Please help other contributors to the project wherever you can, as people all start somewhere. If you require assistance or wish to provide assistance, you can ask/answer questions on the #dev-support channel on discord.
The best place to look for possible things where you could contribute is the FBW Aircraft GitHub repository's Issues List. There you can find open bug reports or feature requests from users or other developers.
If you require support with the A32NX, please utilize the channels on our official Discord. Issues regarding the features or bugs will not be handled on Discord. Please use GitHub issues to track new features or bugs.
When submitting an issue, there are a few guidelines we'd ask you to respect to make it easier to manage and for others to understand:
- Search the issue tracker before you submit your issue - it may already be present.
- When opening an issue, a template is provided for you. Please provide as much information as requested to ensure others are able to act upon the requests or bug reports.
- Please ensure you add screenshots or documentation references for bugs/changes, so we can quickly ascertain if the request is suitable.
To be 'assigned' an issue, please comment on the issue itself, letting others know you are working on it.
Code quality is of an utmost importance, as it allows other developers to more easily find bugs and understand logic.
An ESLint configuration is provided and should cover most code style rules.
A few guidelines apply:
- Prefer self-documenting code over having to write tons of comments
- However, do not hesitate to write comments when complex logic is used
- Use language-specific docstring tools (JSDoc, rustdoc)
- Maintain separation of concerns
- Do not be afraid to separate code into logical blocks, even if resulting sub-functions are only used locally (while maintaining a reasonable limit)
- (aircraft development specific) Avoid polling - prefer reactive APIs (but remain sure of not introducing state that cannot be externally read)
- Avoid introducing new technologies/languages without talking to the development team
Additionally, a few practices are straight up forbidden:
- Do not use
async/awaitwithout a good reason (it does not make code run faster, unless you are calling threaded APIs like
- Do not use hungarian notation (b, m, g identifier prefixes)
- Do not perform business logic calculations in presentation code
Our version control approach maintains the following guidelines:
- Commit messages should be short and to the point.

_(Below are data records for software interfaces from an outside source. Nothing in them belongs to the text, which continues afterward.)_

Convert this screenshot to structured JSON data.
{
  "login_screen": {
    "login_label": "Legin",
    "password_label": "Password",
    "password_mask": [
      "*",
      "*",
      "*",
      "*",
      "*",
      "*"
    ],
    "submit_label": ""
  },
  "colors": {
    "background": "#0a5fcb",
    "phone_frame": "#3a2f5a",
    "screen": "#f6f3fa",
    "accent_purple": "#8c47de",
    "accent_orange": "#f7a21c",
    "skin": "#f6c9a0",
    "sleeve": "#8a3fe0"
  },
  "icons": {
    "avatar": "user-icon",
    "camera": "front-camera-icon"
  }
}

The Angular commit message convention is often used and recommended but not enforced at the moment.
- Merge commits are discouraged in commit histories and disallowed when merging pull requests
- Squash commits are exclusively used for pull request merges
- One approving review from a maintainer is required to merge a pull request
- Positive reports from a number of QA testers (varies depending on the PR scope and size) are required before merging, unless a maintainer judges appropriate to bypass this rule
- Creation of draft pull requests is required when a developer wishes to get working on a project, to avoid duplicate PR situations
If changes are made, they should always be tested to make sure they work as intended and don't conflict with other systems. If you see a pull request open, it's recommended that you test the features that were implemented to check for errors, or whether it works as intended.
References Material (real life aircraft)
Creating a high-fidelity aircraft is a serious task that requires focus and dedication. But more importantly, it's striving for accuracy and realism. Therefore, any change that affects the appearance or behavior of a plane needs to reference real documentation.
The maintainer team has the role of deciding if references are suitable for a change. It is understandable that new developers do not have access to in-depth resource material.
While material like that is generally not in the possession of new contributors, the development team is always available to confirm your changes or provide you with necessary info.
Our extensive pool of IRL A320/A380 pilots and aircraft maintenance engineers are also able to answer your questions whenever needed.